EXCERPTED RECORDS section start

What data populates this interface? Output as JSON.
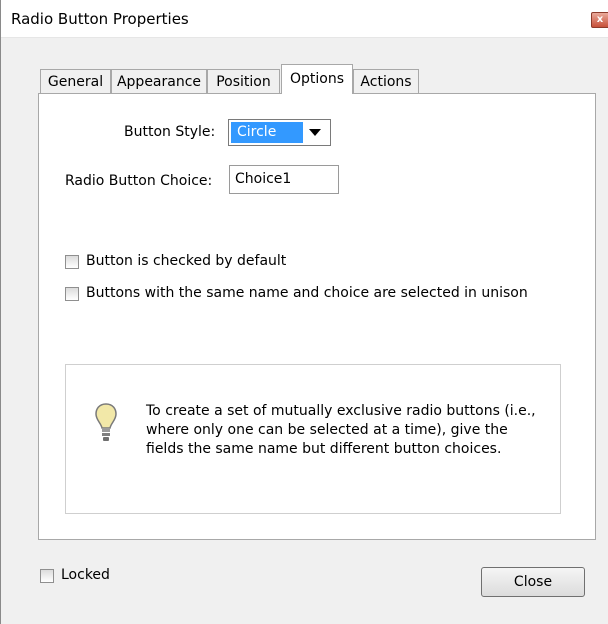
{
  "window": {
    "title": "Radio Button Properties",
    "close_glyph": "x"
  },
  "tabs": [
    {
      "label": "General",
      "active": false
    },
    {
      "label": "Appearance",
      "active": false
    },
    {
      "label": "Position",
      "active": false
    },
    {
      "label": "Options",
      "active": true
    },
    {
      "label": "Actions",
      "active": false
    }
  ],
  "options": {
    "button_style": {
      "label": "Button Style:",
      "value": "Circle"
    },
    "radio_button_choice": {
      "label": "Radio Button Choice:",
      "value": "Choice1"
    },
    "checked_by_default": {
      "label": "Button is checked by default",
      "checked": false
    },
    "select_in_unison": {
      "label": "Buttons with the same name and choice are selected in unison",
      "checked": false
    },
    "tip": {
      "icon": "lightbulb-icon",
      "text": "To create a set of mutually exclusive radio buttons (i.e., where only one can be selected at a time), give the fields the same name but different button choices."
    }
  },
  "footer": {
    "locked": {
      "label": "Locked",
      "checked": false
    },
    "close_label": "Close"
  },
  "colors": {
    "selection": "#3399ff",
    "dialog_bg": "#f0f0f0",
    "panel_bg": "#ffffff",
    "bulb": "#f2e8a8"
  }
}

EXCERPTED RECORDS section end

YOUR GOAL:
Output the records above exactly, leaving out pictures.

EXERCISE OUTPUT:
What data populates this interface? Output as JSON.
{
  "window": {
    "title": "Radio Button Properties",
    "close_glyph": "x"
  },
  "tabs": [
    {
      "label": "General",
      "active": false
    },
    {
      "label": "Appearance",
      "active": false
    },
    {
      "label": "Position",
      "active": false
    },
    {
      "label": "Options",
      "active": true
    },
    {
      "label": "Actions",
      "active": false
    }
  ],
  "options": {
    "button_style": {
      "label": "Button Style:",
      "value": "Circle"
    },
    "radio_button_choice": {
      "label": "Radio Button Choice:",
      "value": "Choice1"
    },
    "checked_by_default": {
      "label": "Button is checked by default",
      "checked": false
    },
    "select_in_unison": {
      "label": "Buttons with the same name and choice are selected in unison",
      "checked": false
    },
    "tip": {
      "icon": "lightbulb-icon",
      "text": "To create a set of mutually exclusive radio buttons (i.e., where only one can be selected at a time), give the fields the same name but different button choices."
    }
  },
  "footer": {
    "locked": {
      "label": "Locked",
      "checked": false
    },
    "close_label": "Close"
  },
  "colors": {
    "selection": "#3399ff",
    "dialog_bg": "#f0f0f0",
    "panel_bg": "#ffffff",
    "bulb": "#f2e8a8"
  }
}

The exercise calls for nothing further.